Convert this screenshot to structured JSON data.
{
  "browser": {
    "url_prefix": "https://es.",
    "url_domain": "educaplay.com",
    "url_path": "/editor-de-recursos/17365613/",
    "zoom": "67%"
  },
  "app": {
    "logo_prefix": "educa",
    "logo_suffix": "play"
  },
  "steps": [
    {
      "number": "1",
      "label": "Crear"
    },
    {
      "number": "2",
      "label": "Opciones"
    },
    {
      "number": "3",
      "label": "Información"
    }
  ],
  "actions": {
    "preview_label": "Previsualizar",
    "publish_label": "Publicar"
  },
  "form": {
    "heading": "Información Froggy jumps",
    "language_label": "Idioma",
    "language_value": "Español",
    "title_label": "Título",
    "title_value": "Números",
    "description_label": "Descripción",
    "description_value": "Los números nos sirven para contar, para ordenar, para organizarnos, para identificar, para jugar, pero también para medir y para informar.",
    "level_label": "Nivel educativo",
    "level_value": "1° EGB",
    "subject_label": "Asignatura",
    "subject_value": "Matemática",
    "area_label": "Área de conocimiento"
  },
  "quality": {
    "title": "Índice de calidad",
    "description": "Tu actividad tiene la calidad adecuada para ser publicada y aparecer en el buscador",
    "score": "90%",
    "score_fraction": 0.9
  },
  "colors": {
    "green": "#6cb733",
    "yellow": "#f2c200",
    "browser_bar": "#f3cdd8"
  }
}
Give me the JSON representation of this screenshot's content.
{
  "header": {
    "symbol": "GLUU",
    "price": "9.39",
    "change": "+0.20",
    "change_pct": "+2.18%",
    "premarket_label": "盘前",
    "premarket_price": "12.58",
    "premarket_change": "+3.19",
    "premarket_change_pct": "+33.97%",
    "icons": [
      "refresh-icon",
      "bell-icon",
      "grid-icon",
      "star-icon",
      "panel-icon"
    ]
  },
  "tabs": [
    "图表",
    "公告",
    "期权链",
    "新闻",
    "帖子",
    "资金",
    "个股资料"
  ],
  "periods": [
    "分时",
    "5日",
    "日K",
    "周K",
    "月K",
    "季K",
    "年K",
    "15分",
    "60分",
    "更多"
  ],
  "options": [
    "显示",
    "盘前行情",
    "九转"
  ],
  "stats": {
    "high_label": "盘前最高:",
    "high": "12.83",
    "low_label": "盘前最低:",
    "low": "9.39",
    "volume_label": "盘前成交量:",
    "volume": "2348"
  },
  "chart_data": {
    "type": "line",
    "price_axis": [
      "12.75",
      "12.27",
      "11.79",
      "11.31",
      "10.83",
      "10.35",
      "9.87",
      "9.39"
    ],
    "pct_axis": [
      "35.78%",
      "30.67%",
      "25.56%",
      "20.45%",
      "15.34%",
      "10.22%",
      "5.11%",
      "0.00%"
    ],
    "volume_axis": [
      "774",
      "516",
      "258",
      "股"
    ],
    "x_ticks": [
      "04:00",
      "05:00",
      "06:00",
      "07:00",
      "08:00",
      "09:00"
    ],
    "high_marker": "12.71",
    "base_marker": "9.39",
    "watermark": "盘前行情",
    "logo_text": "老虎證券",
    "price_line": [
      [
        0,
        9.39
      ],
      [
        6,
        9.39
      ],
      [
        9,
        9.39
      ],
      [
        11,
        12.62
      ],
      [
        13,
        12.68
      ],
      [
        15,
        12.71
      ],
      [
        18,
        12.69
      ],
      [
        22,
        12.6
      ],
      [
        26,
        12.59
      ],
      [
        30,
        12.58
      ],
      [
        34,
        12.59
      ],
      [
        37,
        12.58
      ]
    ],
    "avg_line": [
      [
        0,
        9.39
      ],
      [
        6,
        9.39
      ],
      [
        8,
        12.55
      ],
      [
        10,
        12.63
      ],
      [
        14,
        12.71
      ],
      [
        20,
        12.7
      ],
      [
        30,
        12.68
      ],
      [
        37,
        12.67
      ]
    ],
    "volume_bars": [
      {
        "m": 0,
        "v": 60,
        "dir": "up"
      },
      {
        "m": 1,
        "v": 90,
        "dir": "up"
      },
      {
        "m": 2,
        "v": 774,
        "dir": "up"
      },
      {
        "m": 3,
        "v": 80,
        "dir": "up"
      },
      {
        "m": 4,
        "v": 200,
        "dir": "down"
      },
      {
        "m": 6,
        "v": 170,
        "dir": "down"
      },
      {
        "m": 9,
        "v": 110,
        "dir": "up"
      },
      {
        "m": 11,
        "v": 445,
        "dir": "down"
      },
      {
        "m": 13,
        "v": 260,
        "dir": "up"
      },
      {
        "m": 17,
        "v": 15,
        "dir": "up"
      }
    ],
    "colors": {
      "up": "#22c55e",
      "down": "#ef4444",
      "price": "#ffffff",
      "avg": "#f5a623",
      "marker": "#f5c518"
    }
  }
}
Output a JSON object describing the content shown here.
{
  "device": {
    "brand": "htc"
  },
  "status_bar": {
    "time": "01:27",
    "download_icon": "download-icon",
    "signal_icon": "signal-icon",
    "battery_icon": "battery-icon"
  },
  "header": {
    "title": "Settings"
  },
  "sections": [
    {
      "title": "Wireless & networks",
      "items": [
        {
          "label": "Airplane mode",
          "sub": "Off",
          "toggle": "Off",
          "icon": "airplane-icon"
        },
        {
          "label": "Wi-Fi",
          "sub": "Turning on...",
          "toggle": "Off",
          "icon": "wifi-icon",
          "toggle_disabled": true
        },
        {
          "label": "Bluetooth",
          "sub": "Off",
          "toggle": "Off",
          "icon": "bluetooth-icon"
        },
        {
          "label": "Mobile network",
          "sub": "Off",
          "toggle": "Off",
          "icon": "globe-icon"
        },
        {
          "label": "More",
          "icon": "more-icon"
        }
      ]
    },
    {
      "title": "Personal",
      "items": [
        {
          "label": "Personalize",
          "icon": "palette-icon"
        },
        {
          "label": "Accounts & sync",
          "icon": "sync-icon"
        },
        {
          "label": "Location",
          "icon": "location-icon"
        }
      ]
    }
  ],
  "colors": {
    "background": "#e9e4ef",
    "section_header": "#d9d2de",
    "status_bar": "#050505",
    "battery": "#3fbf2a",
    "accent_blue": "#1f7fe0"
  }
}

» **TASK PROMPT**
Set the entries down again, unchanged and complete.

» **WRITTEN RESPONSE**
Convert this screenshot to structured JSON data.
{
  "browser": {
    "url_prefix": "https://es.",
    "url_domain": "educaplay.com",
    "url_path": "/editor-de-recursos/17365613/",
    "zoom": "67%"
  },
  "app": {
    "logo_prefix": "educa",
    "logo_suffix": "play"
  },
  "steps": [
    {
      "number": "1",
      "label": "Crear"
    },
    {
      "number": "2",
      "label": "Opciones"
    },
    {
      "number": "3",
      "label": "Información"
    }
  ],
  "actions": {
    "preview_label": "Previsualizar",
    "publish_label": "Publicar"
  },
  "form": {
    "heading": "Información Froggy jumps",
    "language_label": "Idioma",
    "language_value": "Español",
    "title_label": "Título",
    "title_value": "Números",
    "description_label": "Descripción",
    "description_value": "Los números nos sirven para contar, para ordenar, para organizarnos, para identificar, para jugar, pero también para medir y para informar.",
    "level_label": "Nivel educativo",
    "level_value": "1° EGB",
    "subject_label": "Asignatura",
    "subject_value": "Matemática",
    "area_label": "Área de conocimiento"
  },
  "quality": {
    "title": "Índice de calidad",
    "description": "Tu actividad tiene la calidad adecuada para ser publicada y aparecer en el buscador",
    "score": "90%",
    "score_fraction": 0.9
  },
  "colors": {
    "green": "#6cb733",
    "yellow": "#f2c200",
    "browser_bar": "#f3cdd8"
  }
}
Give me the JSON representation of this screenshot's content.
{
  "header": {
    "symbol": "GLUU",
    "price": "9.39",
    "change": "+0.20",
    "change_pct": "+2.18%",
    "premarket_label": "盘前",
    "premarket_price": "12.58",
    "premarket_change": "+3.19",
    "premarket_change_pct": "+33.97%",
    "icons": [
      "refresh-icon",
      "bell-icon",
      "grid-icon",
      "star-icon",
      "panel-icon"
    ]
  },
  "tabs": [
    "图表",
    "公告",
    "期权链",
    "新闻",
    "帖子",
    "资金",
    "个股资料"
  ],
  "periods": [
    "分时",
    "5日",
    "日K",
    "周K",
    "月K",
    "季K",
    "年K",
    "15分",
    "60分",
    "更多"
  ],
  "options": [
    "显示",
    "盘前行情",
    "九转"
  ],
  "stats": {
    "high_label": "盘前最高:",
    "high": "12.83",
    "low_label": "盘前最低:",
    "low": "9.39",
    "volume_label": "盘前成交量:",
    "volume": "2348"
  },
  "chart_data": {
    "type": "line",
    "price_axis": [
      "12.75",
      "12.27",
      "11.79",
      "11.31",
      "10.83",
      "10.35",
      "9.87",
      "9.39"
    ],
    "pct_axis": [
      "35.78%",
      "30.67%",
      "25.56%",
      "20.45%",
      "15.34%",
      "10.22%",
      "5.11%",
      "0.00%"
    ],
    "volume_axis": [
      "774",
      "516",
      "258",
      "股"
    ],
    "x_ticks": [
      "04:00",
      "05:00",
      "06:00",
      "07:00",
      "08:00",
      "09:00"
    ],
    "high_marker": "12.71",
    "base_marker": "9.39",
    "watermark": "盘前行情",
    "logo_text": "老虎證券",
    "price_line": [
      [
        0,
        9.39
      ],
      [
        6,
        9.39
      ],
      [
        9,
        9.39
      ],
      [
        11,
        12.62
      ],
      [
        13,
        12.68
      ],
      [
        15,
        12.71
      ],
      [
        18,
        12.69
      ],
      [
        22,
        12.6
      ],
      [
        26,
        12.59
      ],
      [
        30,
        12.58
      ],
      [
        34,
        12.59
      ],
      [
        37,
        12.58
      ]
    ],
    "avg_line": [
      [
        0,
        9.39
      ],
      [
        6,
        9.39
      ],
      [
        8,
        12.55
      ],
      [
        10,
        12.63
      ],
      [
        14,
        12.71
      ],
      [
        20,
        12.7
      ],
      [
        30,
        12.68
      ],
      [
        37,
        12.67
      ]
    ],
    "volume_bars": [
      {
        "m": 0,
        "v": 60,
        "dir": "up"
      },
      {
        "m": 1,
        "v": 90,
        "dir": "up"
      },
      {
        "m": 2,
        "v": 774,
        "dir": "up"
      },
      {
        "m": 3,
        "v": 80,
        "dir": "up"
      },
      {
        "m": 4,
        "v": 200,
        "dir": "down"
      },
      {
        "m": 6,
        "v": 170,
        "dir": "down"
      },
      {
        "m": 9,
        "v": 110,
        "dir": "up"
      },
      {
        "m": 11,
        "v": 445,
        "dir": "down"
      },
      {
        "m": 13,
        "v": 260,
        "dir": "up"
      },
      {
        "m": 17,
        "v": 15,
        "dir": "up"
      }
    ],
    "colors": {
      "up": "#22c55e",
      "down": "#ef4444",
      "price": "#ffffff",
      "avg": "#f5a623",
      "marker": "#f5c518"
    }
  }
}
Output a JSON object describing the content shown here.
{
  "device": {
    "brand": "htc"
  },
  "status_bar": {
    "time": "01:27",
    "download_icon": "download-icon",
    "signal_icon": "signal-icon",
    "battery_icon": "battery-icon"
  },
  "header": {
    "title": "Settings"
  },
  "sections": [
    {
      "title": "Wireless & networks",
      "items": [
        {
          "label": "Airplane mode",
          "sub": "Off",
          "toggle": "Off",
          "icon": "airplane-icon"
        },
        {
          "label": "Wi-Fi",
          "sub": "Turning on...",
          "toggle": "Off",
          "icon": "wifi-icon",
          "toggle_disabled": true
        },
        {
          "label": "Bluetooth",
          "sub": "Off",
          "toggle": "Off",
          "icon": "bluetooth-icon"
        },
        {
          "label": "Mobile network",
          "sub": "Off",
          "toggle": "Off",
          "icon": "globe-icon"
        },
        {
          "label": "More",
          "icon": "more-icon"
        }
      ]
    },
    {
      "title": "Personal",
      "items": [
        {
          "label": "Personalize",
          "icon": "palette-icon"
        },
        {
          "label": "Accounts & sync",
          "icon": "sync-icon"
        },
        {
          "label": "Location",
          "icon": "location-icon"
        }
      ]
    }
  ],
  "colors": {
    "background": "#e9e4ef",
    "section_header": "#d9d2de",
    "status_bar": "#050505",
    "battery": "#3fbf2a",
    "accent_blue": "#1f7fe0"
  }
}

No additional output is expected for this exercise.